Submitted by Brian Nettles on December 7, 2011 – 11:09 am

Autism is the fastest-growing serious developmental disability in the U.S, affecting 1 in 110 children and 1 in 70 boys. Did you know that?

Autism spectrum disorder is a range of complex neu­rodevelopment disorders, characterized by social impair­ments, communication difficulties and repetitive patterns of behavior. The disorder’s severity ranges from classic autism to Asperger’s syndrome, a milder form.

An estimated 1.5 children in the United States alone — and tens of millions worldwide — are affected by Autism, ac­cording to Autism Speaks, the U.S.’s largest autism science and advocacy organization. Government numbers suggest the prevalence rate of autism is increasing at 10 to 17 per­cent annually, but no one knows why.

Just as the symptoms and increasing numbers vary, so do the ways to ob­tain a diagnosis. Medical professionals will observe behavior and perform psychological testing before a child ever receives a diagnosis.

While the cause of Autism remains unknown, experts do know one thing for certain: the sooner a child is diag­nosed, the more likely the child will benefit from the current therapies avail­able.

From birth to at least 36 months of age, Autism Speaks suggests that every child be screened during routine well visits with his or her pediatrician for developmental milestones. Autism research has discovered that children as young as 1 year can show signs of autism.
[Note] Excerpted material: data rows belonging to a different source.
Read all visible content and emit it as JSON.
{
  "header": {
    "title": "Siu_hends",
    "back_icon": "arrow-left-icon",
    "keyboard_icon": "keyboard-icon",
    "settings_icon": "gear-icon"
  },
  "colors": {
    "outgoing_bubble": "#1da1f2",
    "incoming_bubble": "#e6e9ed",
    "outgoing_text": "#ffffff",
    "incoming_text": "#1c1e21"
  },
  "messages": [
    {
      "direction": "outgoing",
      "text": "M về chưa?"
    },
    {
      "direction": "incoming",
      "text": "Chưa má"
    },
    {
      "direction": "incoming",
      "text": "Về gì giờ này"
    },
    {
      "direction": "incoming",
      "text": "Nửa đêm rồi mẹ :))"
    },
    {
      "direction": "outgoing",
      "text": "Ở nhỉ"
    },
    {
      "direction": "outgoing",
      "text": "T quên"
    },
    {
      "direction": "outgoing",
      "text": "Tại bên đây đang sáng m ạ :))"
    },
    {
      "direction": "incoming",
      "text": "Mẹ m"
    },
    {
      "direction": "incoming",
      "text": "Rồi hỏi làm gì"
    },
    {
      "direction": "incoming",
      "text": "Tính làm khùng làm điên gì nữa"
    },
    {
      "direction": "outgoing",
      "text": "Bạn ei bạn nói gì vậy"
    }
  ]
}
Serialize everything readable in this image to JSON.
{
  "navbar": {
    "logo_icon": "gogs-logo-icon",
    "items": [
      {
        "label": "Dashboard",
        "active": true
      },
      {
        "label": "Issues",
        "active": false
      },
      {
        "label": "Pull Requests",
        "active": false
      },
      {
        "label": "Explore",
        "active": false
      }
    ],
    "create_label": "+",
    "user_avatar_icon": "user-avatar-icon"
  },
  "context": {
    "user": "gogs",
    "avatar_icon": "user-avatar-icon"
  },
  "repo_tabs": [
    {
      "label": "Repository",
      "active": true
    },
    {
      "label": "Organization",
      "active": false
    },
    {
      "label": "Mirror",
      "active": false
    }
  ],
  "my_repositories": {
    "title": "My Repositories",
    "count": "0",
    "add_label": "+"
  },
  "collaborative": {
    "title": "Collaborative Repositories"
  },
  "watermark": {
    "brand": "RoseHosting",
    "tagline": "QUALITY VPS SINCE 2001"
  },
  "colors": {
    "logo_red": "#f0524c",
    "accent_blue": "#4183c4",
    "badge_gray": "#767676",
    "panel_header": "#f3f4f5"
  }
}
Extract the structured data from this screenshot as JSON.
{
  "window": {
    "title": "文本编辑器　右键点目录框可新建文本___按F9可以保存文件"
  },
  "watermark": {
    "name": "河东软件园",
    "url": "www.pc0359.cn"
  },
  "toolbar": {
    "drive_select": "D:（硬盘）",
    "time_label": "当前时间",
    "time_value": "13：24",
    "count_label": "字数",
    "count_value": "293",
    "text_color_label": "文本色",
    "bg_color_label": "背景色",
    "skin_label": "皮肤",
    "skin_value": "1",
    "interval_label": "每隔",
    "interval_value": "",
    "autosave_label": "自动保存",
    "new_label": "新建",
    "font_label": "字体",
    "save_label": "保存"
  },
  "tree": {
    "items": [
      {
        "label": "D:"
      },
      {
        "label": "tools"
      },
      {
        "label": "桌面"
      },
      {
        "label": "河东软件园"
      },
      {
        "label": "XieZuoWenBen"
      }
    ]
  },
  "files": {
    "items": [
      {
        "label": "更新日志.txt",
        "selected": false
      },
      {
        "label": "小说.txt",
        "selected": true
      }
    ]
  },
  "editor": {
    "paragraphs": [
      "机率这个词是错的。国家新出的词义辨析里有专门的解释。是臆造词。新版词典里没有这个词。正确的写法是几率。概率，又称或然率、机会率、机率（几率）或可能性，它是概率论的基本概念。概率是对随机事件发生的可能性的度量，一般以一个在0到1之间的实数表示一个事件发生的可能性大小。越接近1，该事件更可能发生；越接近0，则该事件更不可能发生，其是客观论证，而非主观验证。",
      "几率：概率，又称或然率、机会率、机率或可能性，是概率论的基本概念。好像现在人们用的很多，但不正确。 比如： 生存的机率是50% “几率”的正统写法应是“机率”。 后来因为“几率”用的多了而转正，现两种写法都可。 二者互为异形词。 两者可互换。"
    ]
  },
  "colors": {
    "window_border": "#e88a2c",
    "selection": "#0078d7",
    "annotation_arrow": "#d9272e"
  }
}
What matters most is that parents are aware of the signs, thus allow­ing families to seek help immediately.

Autism Speaks provides a checklist of “absolute indicators,” often referred to as “red flags,” that indicate if a child should be evaluated. If your child shows any of these signs, it is advised that you immediately seek an evaluation:

• 6 months old or after: No big smiles or other warm, joyful expressions
• 9 months old or after: No back­and-forth sharing of sounds, smiles or other facial expressions
• 12 months old: No back-and-forth gestures, such as pointing, showing, reaching, or waving
• 16 months old: No words
• 24 months old: No two-word meaningful phrases (without imitating or repeating)
• Any age: Any loss of speech, social skills or babbling

For more information on detecting autism early, visit Autism Speaks at  www.autismspeaks.org.

— Brian Nettles is an attorney with Nettles Law Firm in Henderson, Nevada.